In December, YouTube began to crack down on the inclusion of copyrighted audio in published videos. It incited extensive backlash against the site, but YouTube stood by its policies. Now, it looks like another website is following in YouTube's footsteps: Twitch, the popular livestreaming site, implemented a censoring system today that automatically scans and mutes sections of archived videos that have copyrighted audio.
Using a program called Audible Magic, Twitch can discover music in archived videos that belongs to clients of the program and instantly mute parts of the video. In 30-minute sections, the audio is removed and the video is rendered silent. And this doesn't just apply to users purposefully playing music over streams, either: in-game and ambient music is being censored, as well.
In a post on Twitch's blog, general counsel Elizabeth Baker explained that this was not a result of lawsuits or external pressure. It was, instead, a decision made to be friendlier toward copyright owners. "Starting today, Twitch will be implementing technology intended to help broadcasters avoid the storage of videos containing unauthorized third-party audio," she wrote. "We respect the rights of copyright owners, and are voluntarily undertaking this effort to help protect both our broadcasters and copyright owners." At the moment, this system only applies to Twitch's videos on demand and not livestreams.
Expectedly, the Twitch community isn't responding well to this new system of censoring audio. Noted speedrunner Cosmo Wright, for example, even said on Twitter that he was thinking about switching streaming services in protest.
And some unintended videos have been censored, as well. One of Twitch's official broadcasts had a long section of its audio muted. You can check out Twitch's video, with the muted section, below.
Additionally, Danny Baranowsky, composer of the music in Crypt of the Necrodancer, didn't even want to enforce his copyright, and he expressed his frustration on Twitter. "Nobody but me has the authority to ask for a takedown of Necrodancer music on Twitch," he said. "If you're getting takedowns please let me know!"

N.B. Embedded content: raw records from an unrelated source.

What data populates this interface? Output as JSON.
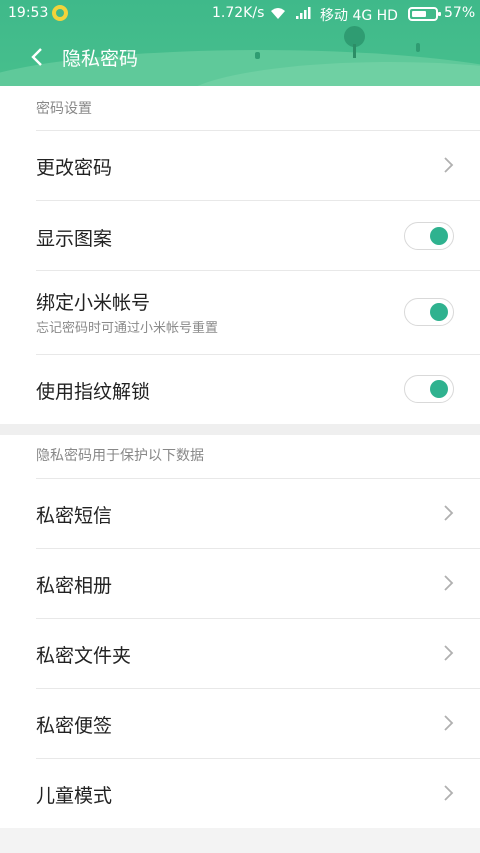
{
  "status_bar": {
    "time": "19:53",
    "speed": "1.72K/s",
    "carrier": "移动 4G HD",
    "battery_percent": "57%"
  },
  "header": {
    "title": "隐私密码",
    "back_icon": "chevron-left-icon"
  },
  "password_section": {
    "header": "密码设置",
    "items": [
      {
        "label": "更改密码",
        "control": "chevron"
      },
      {
        "label": "显示图案",
        "control": "toggle",
        "on": true
      },
      {
        "label": "绑定小米帐号",
        "sublabel": "忘记密码时可通过小米帐号重置",
        "control": "toggle",
        "on": true
      },
      {
        "label": "使用指纹解锁",
        "control": "toggle",
        "on": true
      }
    ]
  },
  "protect_section": {
    "header": "隐私密码用于保护以下数据",
    "items": [
      {
        "label": "私密短信"
      },
      {
        "label": "私密相册"
      },
      {
        "label": "私密文件夹"
      },
      {
        "label": "私密便签"
      },
      {
        "label": "儿童模式"
      }
    ]
  },
  "colors": {
    "header_green": "#3fb98a",
    "toggle_knob": "#2fb28f"
  }
}
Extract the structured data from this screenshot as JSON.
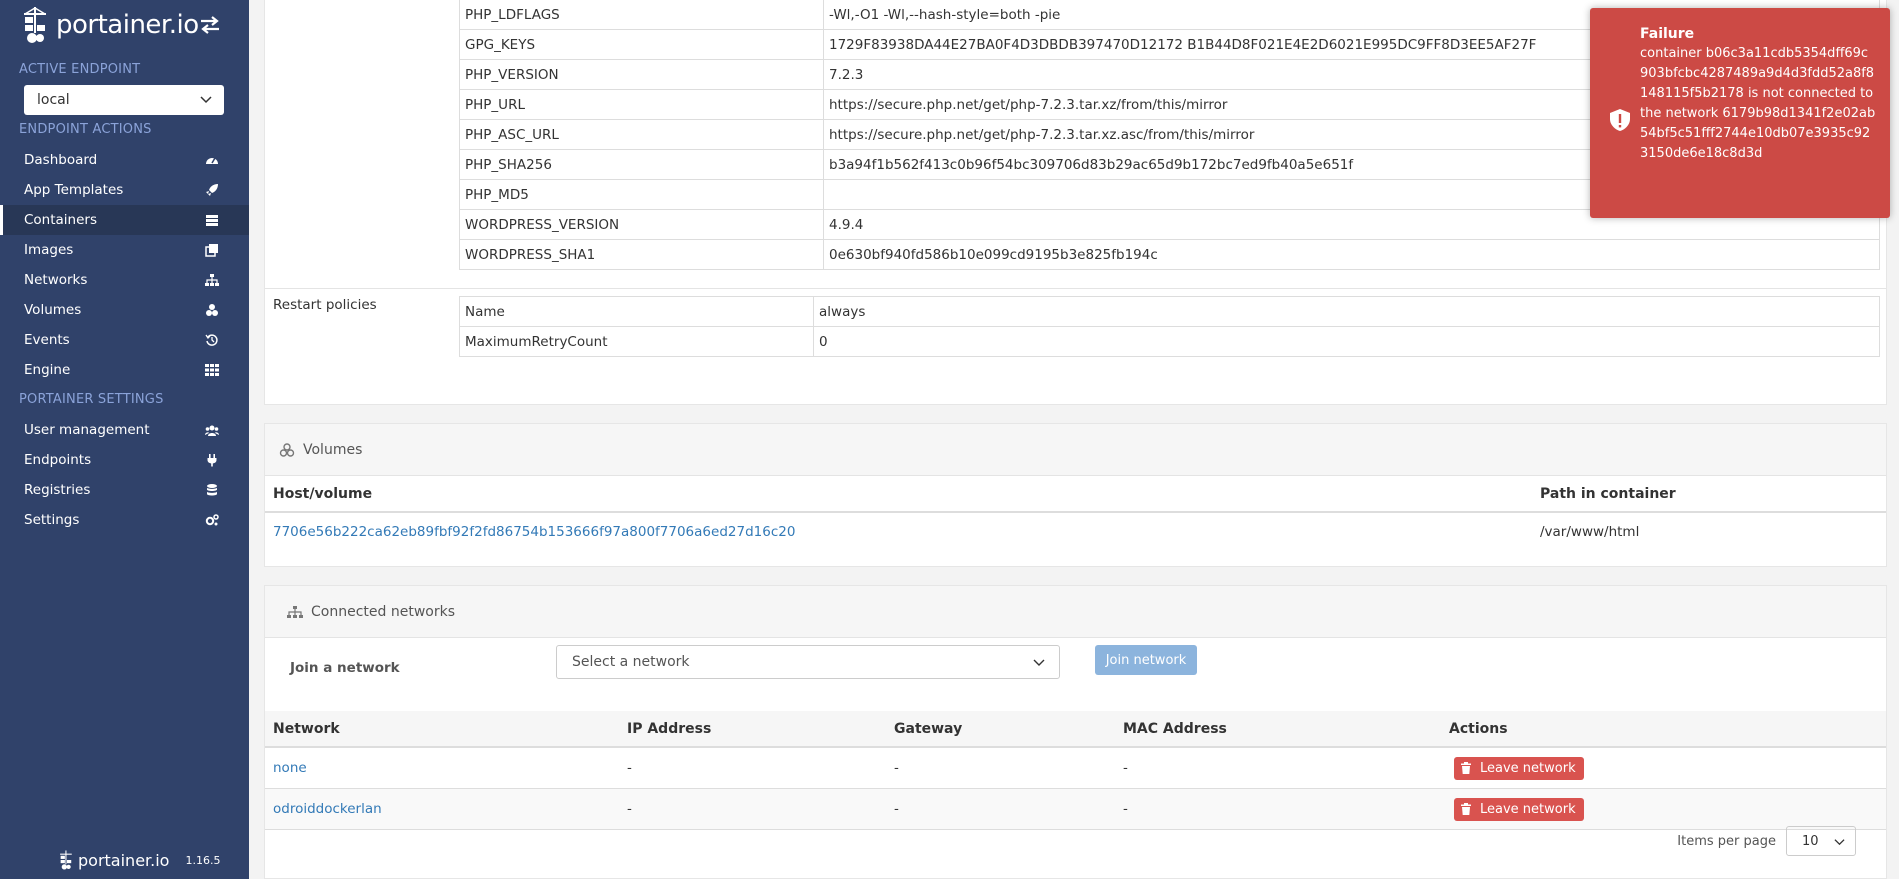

Hitbox, a competitor to Twitch, also tweeted that it was receiving an influx of new users as a result of Twitch's policy change. In fact, so many new users registered on the site that it crashed, according to the site's support account on Twitter.
This follows in the wake of this morning's changes to the way archived videos are stored. According to the Twitch blog, Instead of allowing users to store archived streams indefinitely, Twitch now saves everyone's streams for fourteen days, but then deletes them after that. However, It has released a new video manager to allow users to create "highlights" of up to two hours which are saved forever. It has also made exporting these highlights to YouTube easier.
Recently, rumors reemerged that the site had been acquired by YouTube. Neither YouTube parent company Google nor Twitch have commented on the rumors, but if YouTube is indeed buying Twitch, it would make sense why the sites have similar copyright-protection systems.
If you stream to Twitch, have your videos been affected? Let us know in the comments.